SYDNEY/SEOUL (BLOOMBERG) - Asian stocks fell on Monday (Sept 4) as investors turned to haven assets after the dictatorship tested a nuclear bomb on Sunday, sending the yen, gold and Treasury futures higher.
The MSCI Asia Pacific Index was on track for the biggest drop since the tension between the US and North Korea flared up following Donald Trump's "fire and fury" comment in early August. The biggest declines were in Tokyo, Seoul and Singapore, with more moderate reactions elsewhere in the region.
Japan's Topix index lost as much as 1.2 per cent and was 1.1 per cent lower as of 2:13pm in Tokyo, while South Korea's Kospi index lost 0.8 per cent and the S&P/ASX 200 Index in Sydney declined 0.3 per cent.
Singapore's Straits Times Index was down 1 per cent to 3,243.46 at around 2:30pm.
The Hang Seng Index in Hong Kong fell 0.5 per cent. Gauges rose in China and the Philippines.
Contracts on the S&P 500 slipped 0.3 per cent to 2,465.75. The underlying index rose 0.2 per cent on Friday, while the Dow Jones Industrial Average climbed 0.2 per cent.
The MSCI Asia Pacific Index fell 0.5 per cent, poised for its worst decline since Aug 11.
The yen and the Swiss franc posted the biggest gains among major currencies in early Asian trading after North Korea said it successfully tested a hydrogen bomb with "unprecedentedly big power."
The yen climbed 0.4 per cent to 109.79 per dollar, while the Swiss franc was up 0.4 per cent. The euro climbed 0.2 per cent to US$1.1882.
The Korean won dropped 0.8 per cent to 1,131.46 per dollar. The Australian dollar fell 0.2 per cent to 79.62 US cents. The Bloomberg Dollar Spot Index slipped 0.1 per cent.
US President Trump threatened to increase economic sanctions and halt trade with any nation doing business with Kim Jong Un's regime, and his defense chief said the US has "many military options." The nuclear test, the first since Trump took office, is a new hurdle for markets that have proven resilient to recent bouts of tension on the Korean peninsula. An early selloff in US equity-index futures last Tuesday after North Korea's launching of a missile over Japan was erased by the close of cash trading.

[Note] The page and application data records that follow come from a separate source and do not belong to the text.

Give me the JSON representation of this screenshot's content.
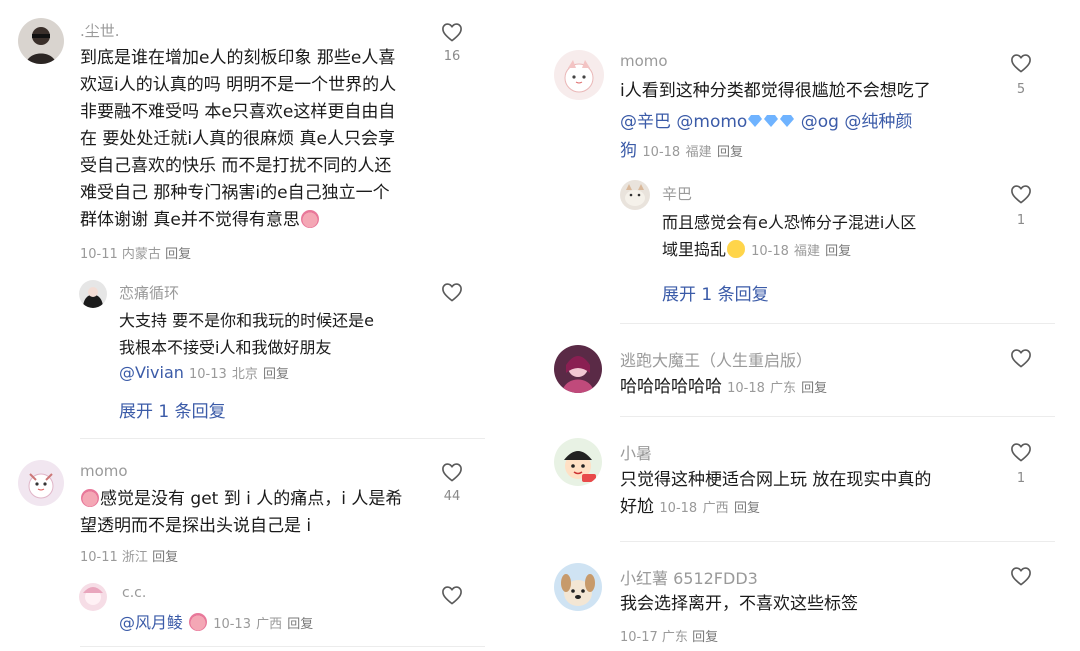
{
  "left_column": {
    "comment1": {
      "username": ".尘世.",
      "lines": [
        "到底是谁在增加e人的刻板印象 那些e人喜",
        "欢逗i人的认真的吗 明明不是一个世界的人",
        "非要融不难受吗 本e只喜欢e这样更自由自",
        "在 要处处迁就i人真的很麻烦 真e人只会享",
        "受自己喜欢的快乐 而不是打扰不同的人还",
        "难受自己 那种专门祸害i的e自己独立一个",
        "群体谢谢 真e并不觉得有意思"
      ],
      "date": "10-11",
      "location": "内蒙古",
      "reply_label": "回复",
      "likes": "16",
      "reply": {
        "username": "恋痛循环",
        "lines": [
          "大支持 要不是你和我玩的时候还是e",
          "我根本不接受i人和我做好朋友"
        ],
        "mention": "@Vivian",
        "date": "10-13",
        "location": "北京",
        "reply_label": "回复"
      },
      "expand_label": "展开 1 条回复"
    },
    "comment2": {
      "username": "momo",
      "lines": [
        "感觉是没有 get 到 i 人的痛点，i 人是希",
        "望透明而不是探出头说自己是 i"
      ],
      "date": "10-11",
      "location": "浙江",
      "reply_label": "回复",
      "likes": "44",
      "reply": {
        "username": "c.c.",
        "mention": "@风月鲮",
        "date": "10-13",
        "location": "广西",
        "reply_label": "回复"
      }
    }
  },
  "right_column": {
    "comment1": {
      "username": "momo",
      "lines": [
        "i人看到这种分类都觉得很尴尬不会想吃了"
      ],
      "mentions_line": [
        "@辛巴",
        "@momo",
        "@og",
        "@纯种颜"
      ],
      "mention_tail": "狗",
      "date": "10-18",
      "location": "福建",
      "reply_label": "回复",
      "likes": "5",
      "reply": {
        "username": "辛巴",
        "lines": [
          "而且感觉会有e人恐怖分子混进i人区",
          "域里捣乱"
        ],
        "date": "10-18",
        "location": "福建",
        "reply_label": "回复",
        "likes": "1"
      },
      "expand_label": "展开 1 条回复"
    },
    "comment2": {
      "username": "逃跑大魔王（人生重启版）",
      "text": "哈哈哈哈哈哈",
      "date": "10-18",
      "location": "广东",
      "reply_label": "回复"
    },
    "comment3": {
      "username": "小暑",
      "lines": [
        "只觉得这种梗适合网上玩  放在现实中真的",
        "好尬"
      ],
      "date": "10-18",
      "location": "广西",
      "reply_label": "回复",
      "likes": "1"
    },
    "comment4": {
      "username": "小红薯 6512FDD3",
      "text": "我会选择离开，不喜欢这些标签",
      "date": "10-17",
      "location": "广东",
      "reply_label": "回复"
    }
  },
  "colors": {
    "mention": "#3b5ba8",
    "muted": "#9a9a9a",
    "divider": "#ececec"
  }
}
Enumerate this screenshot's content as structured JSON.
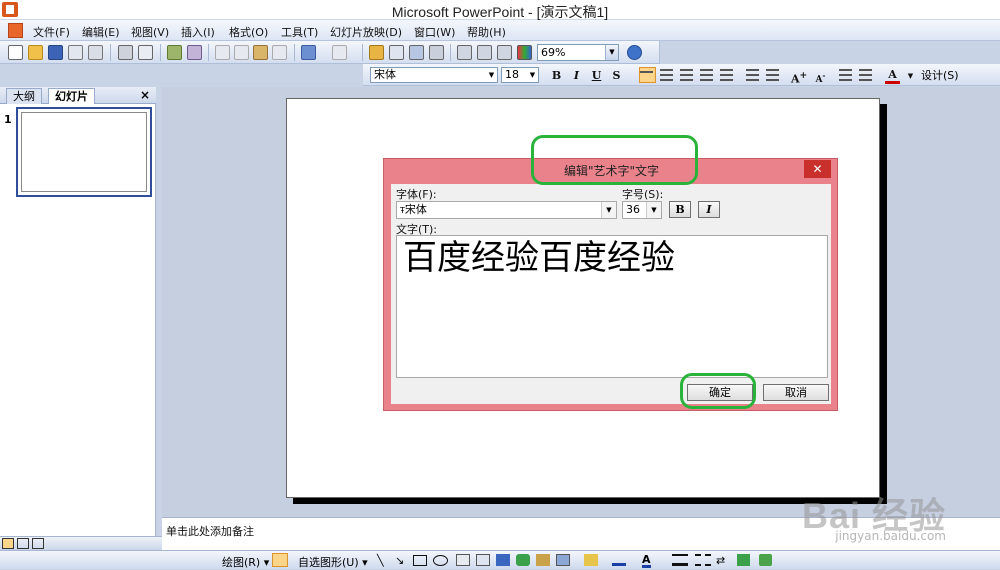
{
  "window": {
    "title": "Microsoft PowerPoint - [演示文稿1]"
  },
  "menubar": {
    "items": [
      "文件(F)",
      "编辑(E)",
      "视图(V)",
      "插入(I)",
      "格式(O)",
      "工具(T)",
      "幻灯片放映(D)",
      "窗口(W)",
      "帮助(H)"
    ]
  },
  "toolbar": {
    "zoom": "69%"
  },
  "format_toolbar": {
    "font": "宋体",
    "size": "18",
    "bold": "B",
    "italic": "I",
    "underline": "U",
    "shadow": "S",
    "design": "设计(S)"
  },
  "left_pane": {
    "tabs": [
      "大纲",
      "幻灯片"
    ],
    "close": "×",
    "slide_number": "1"
  },
  "notes": {
    "placeholder": "单击此处添加备注"
  },
  "drawing_toolbar": {
    "draw": "绘图(R)",
    "autoshapes": "自选图形(U)"
  },
  "dialog": {
    "title": "编辑\"艺术字\"文字",
    "close": "✕",
    "font_label": "字体(F):",
    "font_value": "宋体",
    "size_label": "字号(S):",
    "size_value": "36",
    "bold": "B",
    "italic": "I",
    "text_label": "文字(T):",
    "text_value": "百度经验百度经验",
    "ok": "确定",
    "cancel": "取消"
  },
  "highlight_color": "#29b33a",
  "watermark": {
    "text": "Bai 经验",
    "sub": "jingyan.baidu.com"
  }
}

"If North Korea ratchets up provocations again to protest sanctions and pressure from the international community, tensions on the Korean Peninsula could escalate further to a different level from previous cases," said Chang Jaechul, chief economist at KB Securities Co. "Still, a possibility of a military clash is low on the peninsula."
Investors are choosing to hold more cash in the face of increasing geopolitical instability. Nader Naeimi, who heads a dynamic investment fund at AMP Capital and helps manage about US$110 billion, has about 30 per cent of his holdings in cash, while Chicago-based Ariel Investments is holding more cash versus its target in the event a pullback creates buying opportunities.
"We've not seen the futures sell off in any sharp way. It seems to suggest that there is a belief, maybe that's hope, that rational heads will prevail," Mellody Hobson, president of Ariel, which oversees more than US$11 billion, told Bloomberg Television on Monday. "The long-term story is very positive. My belief is that this will work itself out and I am never a believer in overreacting to any news."
Treasury 10-year futures contract for December delivery rose as much as 11/32 to 126 30/32.
Yields on Australian 10-year bonds declined about two basis points to 2.64 per cent.
West Texas Intermediate crude added 0.2 per cent to US$47.39 a barrel.
Gold rose 0.8 per cent to US$1,335.03 an ounce.